When one talks of Indian Sculpture – and South Indian Sculpture in particular – the top tourist destination that springs into the mind is, probably, the Pallava sculptures at Mahabalipuram and, secondarily, the Kailashanatha temple at Kanchi. One may then cast an eye at the Chalukyan Sculptures in Aihole/Pattadakal/Badami or the Hoysala sculptures at Belur-Halebidu in Karnataka. Hampi of the Nayakas may also attract attention.
South India is rich in innumerable temples dotting the
landscape with a veritable treasure trove of sculptures waiting to be explored.
It is, probably, this plenitude that seems to make the local populace totally
indifferent to the artistic richness that lies amidst them. This indifference
has, in turn, contributed to neglect and, thus, not only do these various
temples housing sculptural marvels remain obscure but the sculptures also tend
to be ruined by neglect.

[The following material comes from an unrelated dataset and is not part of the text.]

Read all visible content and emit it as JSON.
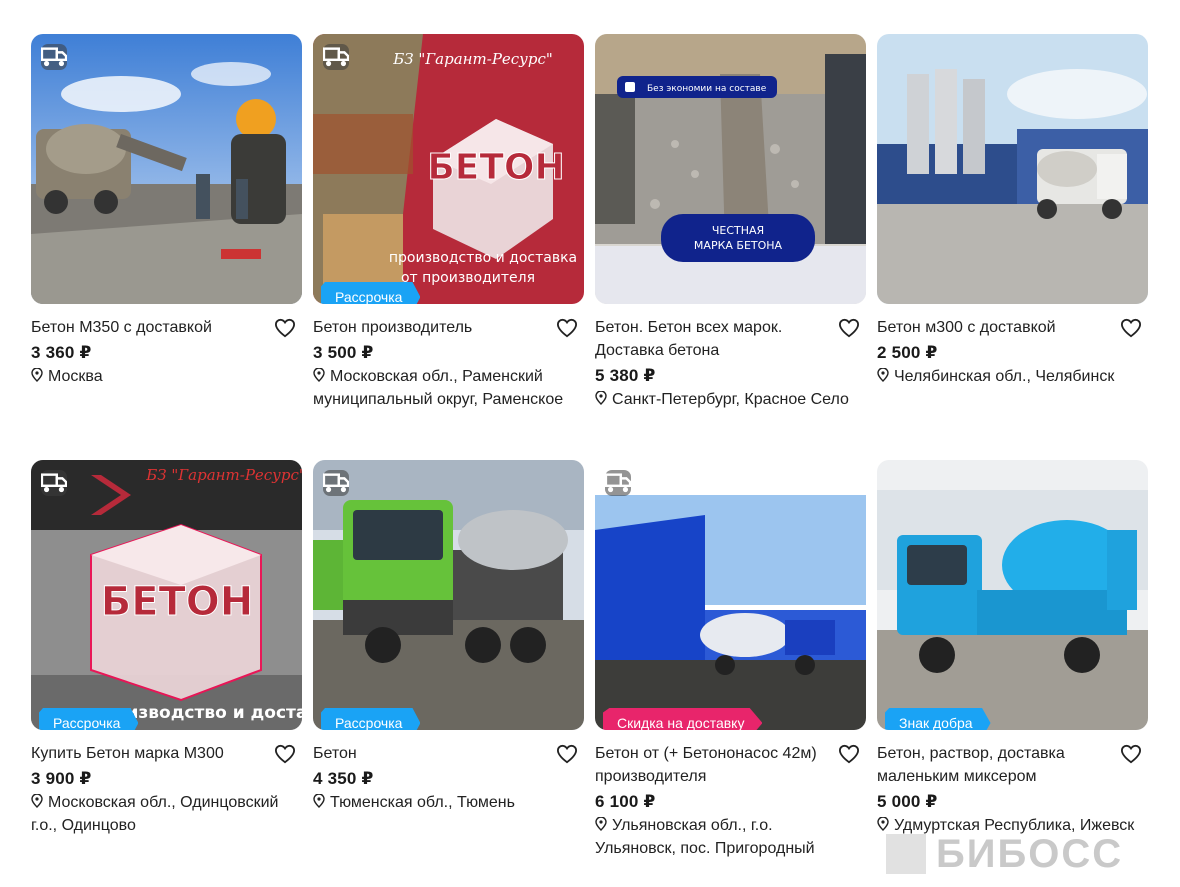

In fact, the sculptural heritage of the Cholas and Pandyas is almost totally ignored – the major Chola and Pandya temples being visited mainly as grand temples or places of pilgrimage rather than for their sculptural heritage. Talk of the Cholas and the only thing of artistic merit that springs to the mind are the Chola bronzes. Yet, it is in their times that exquisite sculpting in miniature panels arguably reached their zenith. The panels of the latter age – the Hoysalas and Nayaks – do have lovely detail but they are normally larger and, thus, arguably do not give the same impression of intricacy that the Chola panels portray.
During my visit to Srirangam to explore the sculptural heritage of
India, I had the opportunity to visit a small temple – The Samavedishwarar
temple in Tirumangalam near Lalgudi. This temple set in serene surroundings is
an exemplar of the early Chola (8th to 10th Century AD)
Take a look at the sculpture of the ‘Bikshadana’ in one of the niches.
This is a portrayal of the Sankaranarayana in another niche.
Vishnu and Lakshmi in one of the pillar panels.
There was this lovely Ramayana series of miniature panels. You can see the Kabanda episode from the Ramayana in the miniature below. This was just above the basement and the sculptor does not seem to be afflicted by the so-called ‘chalta hai’ attitude considering his attention to detail in this miniature which is not in the most noticeable of positions.